§ **What to produce**:
Could you write out the whole listing exactly as it appears?

§ **Dataset**:

● ● ● ● ●

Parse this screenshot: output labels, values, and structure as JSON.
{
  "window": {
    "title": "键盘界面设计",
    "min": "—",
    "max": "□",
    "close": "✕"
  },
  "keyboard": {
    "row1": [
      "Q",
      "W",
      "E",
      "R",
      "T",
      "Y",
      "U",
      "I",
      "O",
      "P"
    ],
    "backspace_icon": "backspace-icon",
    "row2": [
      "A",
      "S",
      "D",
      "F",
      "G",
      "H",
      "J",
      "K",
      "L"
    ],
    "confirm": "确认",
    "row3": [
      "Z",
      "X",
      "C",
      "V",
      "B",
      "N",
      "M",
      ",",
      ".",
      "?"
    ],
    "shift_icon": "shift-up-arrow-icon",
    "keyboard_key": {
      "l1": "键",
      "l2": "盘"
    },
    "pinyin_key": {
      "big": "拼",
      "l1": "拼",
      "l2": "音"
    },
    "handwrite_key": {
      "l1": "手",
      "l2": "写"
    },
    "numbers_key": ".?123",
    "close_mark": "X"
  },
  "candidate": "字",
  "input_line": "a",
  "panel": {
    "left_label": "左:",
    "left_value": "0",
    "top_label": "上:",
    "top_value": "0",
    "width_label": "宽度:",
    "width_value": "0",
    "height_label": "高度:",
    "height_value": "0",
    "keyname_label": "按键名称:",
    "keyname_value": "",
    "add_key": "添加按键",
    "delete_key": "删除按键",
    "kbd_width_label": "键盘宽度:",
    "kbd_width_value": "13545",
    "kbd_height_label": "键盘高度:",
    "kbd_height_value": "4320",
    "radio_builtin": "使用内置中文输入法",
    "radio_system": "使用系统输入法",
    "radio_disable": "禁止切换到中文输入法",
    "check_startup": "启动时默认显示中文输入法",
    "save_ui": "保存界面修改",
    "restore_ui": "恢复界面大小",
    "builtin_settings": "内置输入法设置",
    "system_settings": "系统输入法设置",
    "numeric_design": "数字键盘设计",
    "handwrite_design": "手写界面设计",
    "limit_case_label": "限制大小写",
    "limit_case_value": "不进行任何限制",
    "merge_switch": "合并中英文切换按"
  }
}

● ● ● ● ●

§ **Response area**:
Parse this screenshot: output labels, values, and structure as JSON.
{
  "window": {
    "title": "键盘界面设计",
    "min": "—",
    "max": "□",
    "close": "✕"
  },
  "keyboard": {
    "row1": [
      "Q",
      "W",
      "E",
      "R",
      "T",
      "Y",
      "U",
      "I",
      "O",
      "P"
    ],
    "backspace_icon": "backspace-icon",
    "row2": [
      "A",
      "S",
      "D",
      "F",
      "G",
      "H",
      "J",
      "K",
      "L"
    ],
    "confirm": "确认",
    "row3": [
      "Z",
      "X",
      "C",
      "V",
      "B",
      "N",
      "M",
      ",",
      ".",
      "?"
    ],
    "shift_icon": "shift-up-arrow-icon",
    "keyboard_key": {
      "l1": "键",
      "l2": "盘"
    },
    "pinyin_key": {
      "big": "拼",
      "l1": "拼",
      "l2": "音"
    },
    "handwrite_key": {
      "l1": "手",
      "l2": "写"
    },
    "numbers_key": ".?123",
    "close_mark": "X"
  },
  "candidate": "字",
  "input_line": "a",
  "panel": {
    "left_label": "左:",
    "left_value": "0",
    "top_label": "上:",
    "top_value": "0",
    "width_label": "宽度:",
    "width_value": "0",
    "height_label": "高度:",
    "height_value": "0",
    "keyname_label": "按键名称:",
    "keyname_value": "",
    "add_key": "添加按键",
    "delete_key": "删除按键",
    "kbd_width_label": "键盘宽度:",
    "kbd_width_value": "13545",
    "kbd_height_label": "键盘高度:",
    "kbd_height_value": "4320",
    "radio_builtin": "使用内置中文输入法",
    "radio_system": "使用系统输入法",
    "radio_disable": "禁止切换到中文输入法",
    "check_startup": "启动时默认显示中文输入法",
    "save_ui": "保存界面修改",
    "restore_ui": "恢复界面大小",
    "builtin_settings": "内置输入法设置",
    "system_settings": "系统输入法设置",
    "numeric_design": "数字键盘设计",
    "handwrite_design": "手写界面设计",
    "limit_case_label": "限制大小写",
    "limit_case_value": "不进行任何限制",
    "merge_switch": "合并中英文切换按"
  }
}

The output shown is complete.